■ **Required work**:
Filter the data for lines with the word "menu" and copy those lines.

■ **Entries from a dataset of interfaces**:

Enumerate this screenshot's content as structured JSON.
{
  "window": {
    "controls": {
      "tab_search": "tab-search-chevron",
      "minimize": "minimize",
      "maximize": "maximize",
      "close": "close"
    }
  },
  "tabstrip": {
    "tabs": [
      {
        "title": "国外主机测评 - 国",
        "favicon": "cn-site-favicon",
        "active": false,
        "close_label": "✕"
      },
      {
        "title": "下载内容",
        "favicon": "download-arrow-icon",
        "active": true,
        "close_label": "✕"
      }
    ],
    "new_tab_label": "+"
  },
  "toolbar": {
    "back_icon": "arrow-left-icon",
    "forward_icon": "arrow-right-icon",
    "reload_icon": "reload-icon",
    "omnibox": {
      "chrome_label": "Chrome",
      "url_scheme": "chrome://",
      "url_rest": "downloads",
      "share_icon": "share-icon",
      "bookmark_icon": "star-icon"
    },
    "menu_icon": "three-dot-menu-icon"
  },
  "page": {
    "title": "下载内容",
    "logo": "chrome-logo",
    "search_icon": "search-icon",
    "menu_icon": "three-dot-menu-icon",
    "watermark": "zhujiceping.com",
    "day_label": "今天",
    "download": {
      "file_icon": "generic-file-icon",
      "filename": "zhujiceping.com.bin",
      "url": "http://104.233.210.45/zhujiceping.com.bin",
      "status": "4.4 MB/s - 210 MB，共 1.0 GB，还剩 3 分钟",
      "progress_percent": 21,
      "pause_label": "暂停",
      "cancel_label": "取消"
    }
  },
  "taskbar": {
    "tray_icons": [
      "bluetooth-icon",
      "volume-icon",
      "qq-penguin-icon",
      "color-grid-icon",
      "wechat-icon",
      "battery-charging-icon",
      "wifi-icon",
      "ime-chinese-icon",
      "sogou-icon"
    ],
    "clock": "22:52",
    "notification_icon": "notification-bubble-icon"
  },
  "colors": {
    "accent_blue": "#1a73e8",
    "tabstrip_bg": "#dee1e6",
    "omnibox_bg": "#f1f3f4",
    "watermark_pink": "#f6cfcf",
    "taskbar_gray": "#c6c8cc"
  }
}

■ **Written reply**:
    "menu_icon": "three-dot-menu-icon"
    "menu_icon": "three-dot-menu-icon",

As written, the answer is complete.